Fear of needles (Photo credit: david anderson : da-photography)

In the past, I’ve written about using what your body already produces to save lives. There’s always a demand for blood and bone marrow donations, which save lives in a way so straightforward that I feel no embarrassment in using the cliche. Such activities are easy, international, and cost you nothing.

I talk about this stuff a lot because I hope by getting the word out, a few more people might consider giving it a shot. Recently, a friend pointed out a problem with my advocacy: some people refrain from donating blood or joining the marrow registry because they suffer from a paralyzing phobia that renders it impossible.

Trypanophobia, or the fear of needles, is quite widespread in the populace. In the United States, roughly 1 in 10 people suffers from this phobia. Unlike many other phobias, the most common type of trypanophobia induces a physical response that can lead to wooziness and fainting. To put it another way, if you’re afraid of spiders and you see one in your shower, you’ll startle and try to squish it or run away. If you’re afraid of needles, your vasovagal syncope will kick in and you may pass out if you see or even think about needles.
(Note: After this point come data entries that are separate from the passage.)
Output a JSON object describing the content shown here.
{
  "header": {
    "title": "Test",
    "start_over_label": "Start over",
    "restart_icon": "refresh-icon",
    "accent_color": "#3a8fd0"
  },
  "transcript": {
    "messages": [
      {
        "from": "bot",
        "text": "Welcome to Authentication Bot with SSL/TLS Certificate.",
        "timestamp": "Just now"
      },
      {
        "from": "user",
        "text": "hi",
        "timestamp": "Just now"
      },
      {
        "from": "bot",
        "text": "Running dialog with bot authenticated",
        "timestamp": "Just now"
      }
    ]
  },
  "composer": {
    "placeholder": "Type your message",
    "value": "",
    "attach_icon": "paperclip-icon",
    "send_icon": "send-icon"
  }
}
മലയാളം: വെള്ളിലത്തോഴി എന്ന ശലഭം
This was going to be a close-up of a needle, but I decided to be nice. (Photo credit: Wikipedia)

What on earth is “vasovagal syncope”? If you’ve ever jumped out of bed after a hard sleep and found yourself feeling a little dizzy, then you’ve experienced it yourself. Your heart rate fails to provide enough blood to your brain, so you feel weird and woozy until your heart catches up.

People with trypanophobia can experience this reflex just from thinking about needles. So what’s a needle-phobic person to do? Fortunately, there are some ways to deal with it. Doctors can numb the area with different anesthetics before they use the needle. They can also make use of some of the new needle-less drug injection methods, which are very cool indeed. A third option is behavioral therapy, which aims to desensitize you to the stimulus through gradual exposure. Trypanophobics can also take anti-anxiety medications which help prevent the sudden drop in blood pressure.

All this talk of phobias makes me think of horror movies, and how we watch them even though they scare us. Or because they scare us. Thus, today’s story: where teenage trypanophobics deliberately seek out vasovagal syncope just for kicks. It’s no dumber than huffing aerosol from a plastic bag, and probably a good deal safer!

Are you afraid of needles? What tips or tricks do you use to deal with it?